⟨

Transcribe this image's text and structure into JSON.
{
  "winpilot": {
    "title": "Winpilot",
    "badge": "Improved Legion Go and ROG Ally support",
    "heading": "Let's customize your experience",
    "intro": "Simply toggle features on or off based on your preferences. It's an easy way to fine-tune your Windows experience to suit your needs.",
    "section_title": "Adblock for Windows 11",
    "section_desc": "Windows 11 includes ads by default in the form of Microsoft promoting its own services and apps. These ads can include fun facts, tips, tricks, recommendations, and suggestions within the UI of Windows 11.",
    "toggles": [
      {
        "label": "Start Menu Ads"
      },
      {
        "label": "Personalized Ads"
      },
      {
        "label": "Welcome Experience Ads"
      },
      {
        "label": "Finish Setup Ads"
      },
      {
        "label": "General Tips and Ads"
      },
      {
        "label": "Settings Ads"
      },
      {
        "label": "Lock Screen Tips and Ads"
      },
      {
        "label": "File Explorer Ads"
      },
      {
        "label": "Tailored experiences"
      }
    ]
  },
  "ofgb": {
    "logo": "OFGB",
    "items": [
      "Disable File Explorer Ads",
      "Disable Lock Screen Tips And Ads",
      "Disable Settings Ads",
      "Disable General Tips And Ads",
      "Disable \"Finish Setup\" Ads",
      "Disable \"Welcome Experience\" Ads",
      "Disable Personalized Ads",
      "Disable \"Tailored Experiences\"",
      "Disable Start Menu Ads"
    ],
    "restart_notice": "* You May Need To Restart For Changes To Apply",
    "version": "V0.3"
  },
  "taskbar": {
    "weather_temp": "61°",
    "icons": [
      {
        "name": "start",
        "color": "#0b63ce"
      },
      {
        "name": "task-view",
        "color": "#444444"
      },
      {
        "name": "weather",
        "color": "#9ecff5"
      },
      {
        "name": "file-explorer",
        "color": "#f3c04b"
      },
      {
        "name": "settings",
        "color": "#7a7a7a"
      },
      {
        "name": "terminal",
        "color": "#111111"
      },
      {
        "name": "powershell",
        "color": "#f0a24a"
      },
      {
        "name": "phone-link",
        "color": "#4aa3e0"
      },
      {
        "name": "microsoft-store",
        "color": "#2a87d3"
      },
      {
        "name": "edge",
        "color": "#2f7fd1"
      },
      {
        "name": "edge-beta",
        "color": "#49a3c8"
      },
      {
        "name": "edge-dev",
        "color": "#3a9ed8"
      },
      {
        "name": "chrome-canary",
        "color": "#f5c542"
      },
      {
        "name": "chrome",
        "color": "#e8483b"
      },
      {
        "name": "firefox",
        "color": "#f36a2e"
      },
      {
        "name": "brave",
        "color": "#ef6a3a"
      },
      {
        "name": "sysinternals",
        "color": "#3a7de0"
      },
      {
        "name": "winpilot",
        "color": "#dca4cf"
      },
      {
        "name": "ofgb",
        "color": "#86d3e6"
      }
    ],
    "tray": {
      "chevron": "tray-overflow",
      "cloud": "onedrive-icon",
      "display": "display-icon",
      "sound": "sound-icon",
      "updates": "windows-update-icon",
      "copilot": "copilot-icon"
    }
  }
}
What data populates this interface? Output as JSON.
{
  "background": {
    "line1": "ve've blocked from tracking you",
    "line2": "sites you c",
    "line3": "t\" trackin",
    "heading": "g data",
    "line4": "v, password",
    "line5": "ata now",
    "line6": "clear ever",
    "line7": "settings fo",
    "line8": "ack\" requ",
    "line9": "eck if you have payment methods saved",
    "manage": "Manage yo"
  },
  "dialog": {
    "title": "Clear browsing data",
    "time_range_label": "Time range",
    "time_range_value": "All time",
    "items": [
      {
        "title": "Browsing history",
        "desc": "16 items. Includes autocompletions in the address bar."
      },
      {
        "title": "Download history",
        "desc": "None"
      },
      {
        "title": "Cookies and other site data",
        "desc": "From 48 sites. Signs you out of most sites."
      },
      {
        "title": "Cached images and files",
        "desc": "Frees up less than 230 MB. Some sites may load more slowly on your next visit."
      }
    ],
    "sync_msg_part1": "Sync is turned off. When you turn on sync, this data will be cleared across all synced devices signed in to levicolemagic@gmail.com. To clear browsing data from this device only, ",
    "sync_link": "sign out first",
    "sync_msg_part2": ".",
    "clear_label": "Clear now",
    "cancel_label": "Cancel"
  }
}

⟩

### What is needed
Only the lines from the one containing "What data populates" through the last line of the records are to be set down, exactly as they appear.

### Your solution
What data populates this interface? Output as JSON.
{
  "background": {
    "line1": "ve've blocked from tracking you",
    "line2": "sites you c",
    "line3": "t\" trackin",
    "heading": "g data",
    "line4": "v, password",
    "line5": "ata now",
    "line6": "clear ever",
    "line7": "settings fo",
    "line8": "ack\" requ",
    "line9": "eck if you have payment methods saved",
    "manage": "Manage yo"
  },
  "dialog": {
    "title": "Clear browsing data",
    "time_range_label": "Time range",
    "time_range_value": "All time",
    "items": [
      {
        "title": "Browsing history",
        "desc": "16 items. Includes autocompletions in the address bar."
      },
      {
        "title": "Download history",
        "desc": "None"
      },
      {
        "title": "Cookies and other site data",
        "desc": "From 48 sites. Signs you out of most sites."
      },
      {
        "title": "Cached images and files",
        "desc": "Frees up less than 230 MB. Some sites may load more slowly on your next visit."
      }
    ],
    "sync_msg_part1": "Sync is turned off. When you turn on sync, this data will be cleared across all synced devices signed in to levicolemagic@gmail.com. To clear browsing data from this device only, ",
    "sync_link": "sign out first",
    "sync_msg_part2": ".",
    "clear_label": "Clear now",
    "cancel_label": "Cancel"
  }
}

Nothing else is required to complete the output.